**Instructions for the task:**
Tell how many lines in the following entries include the word "JSON", giving the figure alone.

**Data extract:**
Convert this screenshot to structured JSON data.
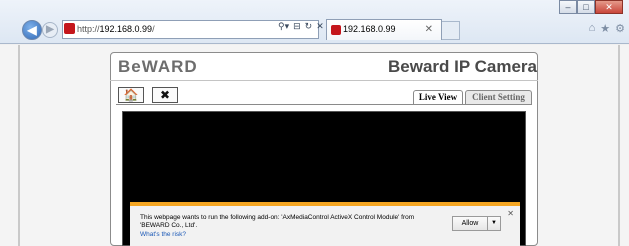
{
  "browser": {
    "address_scheme": "http://",
    "address_host": "192.168.0.99",
    "address_path": "/",
    "address_tools": [
      "⚲▾",
      "⊟",
      "↻",
      "✕"
    ],
    "tab_title": "192.168.0.99",
    "tab_close": "✕",
    "window_controls": [
      "–",
      "□",
      "✕"
    ],
    "right_icons": [
      "⌂",
      "★",
      "⚙"
    ]
  },
  "header": {
    "logo": "BeWARD",
    "title": "Beward IP Camera"
  },
  "toolbar": {
    "home_icon": "🏠",
    "tools_icon": "✖"
  },
  "tabs": {
    "live_view": "Live View",
    "client_setting": "Client Setting"
  },
  "notification": {
    "message": "This webpage wants to run the following add-on: 'AxMediaControl ActiveX Control Module' from 'BEWARD Co., Ltd'.",
    "link": "What's the risk?",
    "allow_label": "Allow",
    "dropdown_glyph": "▼",
    "close_glyph": "✕",
    "accent_color": "#f5a623"
  }
}
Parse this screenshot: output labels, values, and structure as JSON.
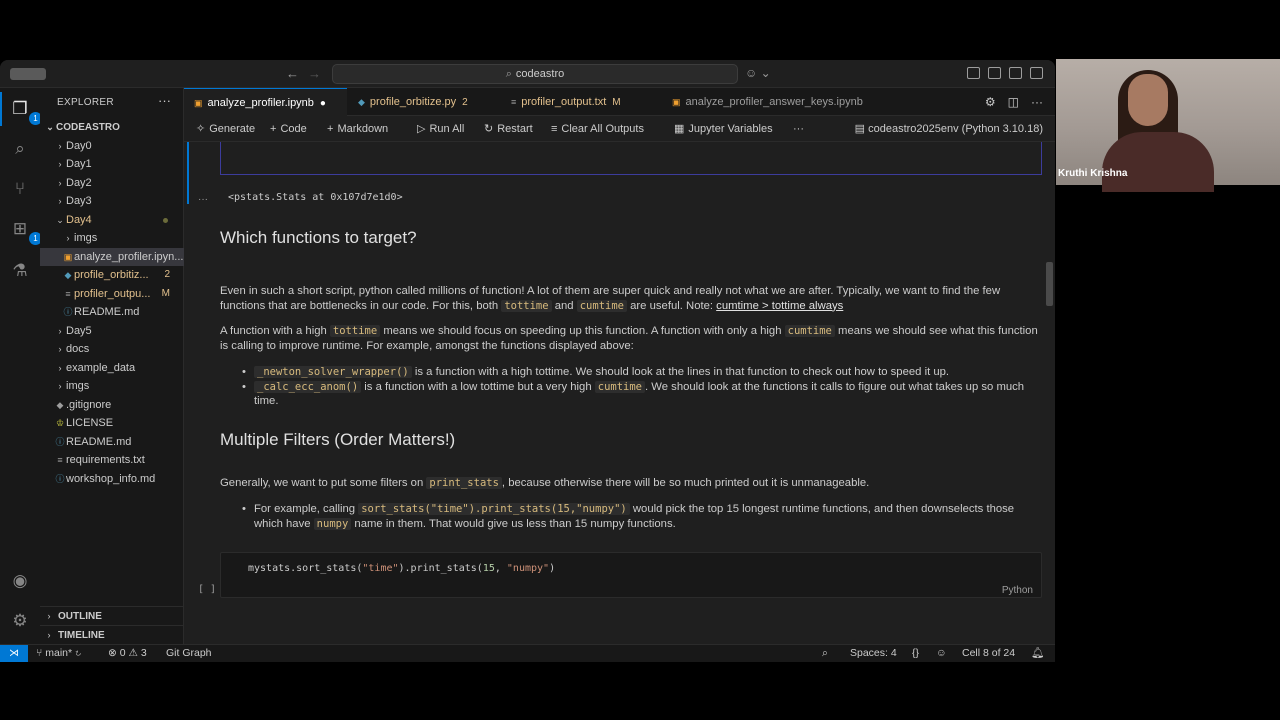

**Exercise result:**
2